This blog was originally published on GreenBiz. Read the full post.
We know how important food, water and energy are to our daily lives, but what happens when we fail to value them as critical, interconnected resources for our economy?
In the summer of 2012, the U.S. was impacted by one of the worst droughts in recent decades. Eighty percent of U.S. farms and ranches were impacted, crop losses exceeded US$ 20 billion and unforeseen ripple effects followed.
With corn crops withering from the lack of rainfall, prices for food and livestock feed supplies rose, as did ethanol, predominantly sourced from corn. Numerous power plants had to scale back operations or even shut down because the water temperatures of many rivers, lakes and estuaries had increased to the point where they could not be used for cooling. Household, municipal and farm wells in the Midwest had to be extended deeper into rapidly depleting aquifers to make up for the lack of rainfall, draining groundwater supplies and demanding more electricity to run the pumps.

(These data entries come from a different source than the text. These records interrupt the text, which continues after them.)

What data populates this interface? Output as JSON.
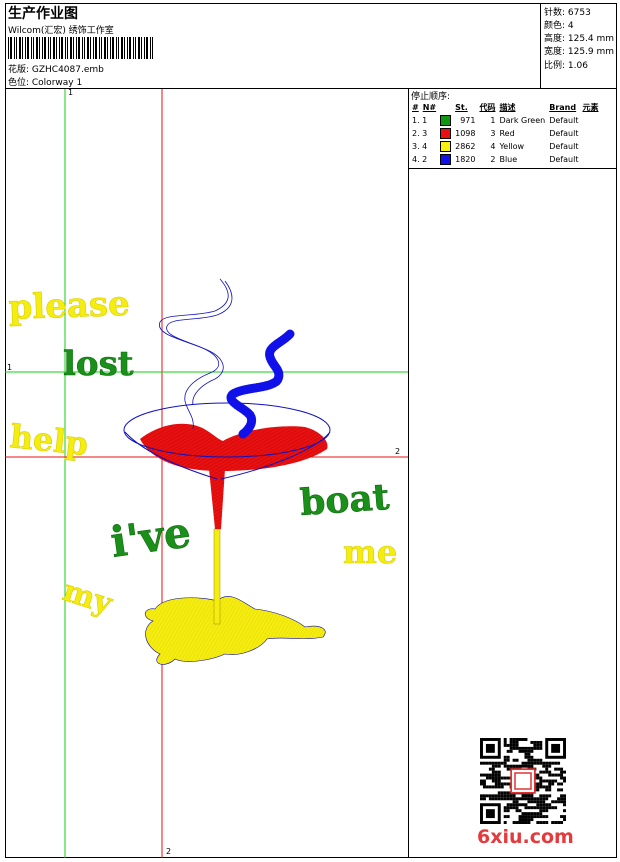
{
  "header": {
    "title": "生产作业图",
    "subtitle": "Wilcom(汇宏) 绣饰工作室",
    "pattern_label": "花版: GZHC4087.emb",
    "colorway_label": "色位: Colorway 1"
  },
  "stats": {
    "stitches": "针数: 6753",
    "colors": "颜色: 4",
    "height": "高度: 125.4 mm",
    "width": "宽度: 125.9 mm",
    "scale": "比例: 1.06"
  },
  "stop_sequence": {
    "title": "停止顺序:",
    "headers": [
      "#",
      "N#",
      "St.",
      "代码",
      "描述",
      "Brand",
      "元素"
    ],
    "rows": [
      {
        "idx": "1. 1",
        "color": "#109810",
        "st": "971",
        "code": "1",
        "desc": "Dark Green",
        "brand": "Default"
      },
      {
        "idx": "2. 3",
        "color": "#e81010",
        "st": "1098",
        "code": "3",
        "desc": "Red",
        "brand": "Default"
      },
      {
        "idx": "3. 4",
        "color": "#f8f010",
        "st": "2862",
        "code": "4",
        "desc": "Yellow",
        "brand": "Default"
      },
      {
        "idx": "4. 2",
        "color": "#1010e8",
        "st": "1820",
        "code": "2",
        "desc": "Blue",
        "brand": "Default"
      }
    ]
  },
  "guides": {
    "v1": "1",
    "v2": "2",
    "h1": "1",
    "h2": "2"
  },
  "design_words": {
    "please": "please",
    "lost": "lost",
    "help": "help",
    "ive": "i've",
    "boat": "boat",
    "me": "me",
    "my": "my"
  },
  "logo": "6xiu.com",
  "colors": {
    "green_guide": "#10d010",
    "red_guide": "#e81010",
    "dark_green": "#1a8f1a",
    "red": "#e81010",
    "yellow": "#f5ec10",
    "blue": "#1010e8"
  }
}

It is estimated that consumers will feel these ripple effects for years to come — over the next year alone, this impact could result in personal costs up to $50 billion.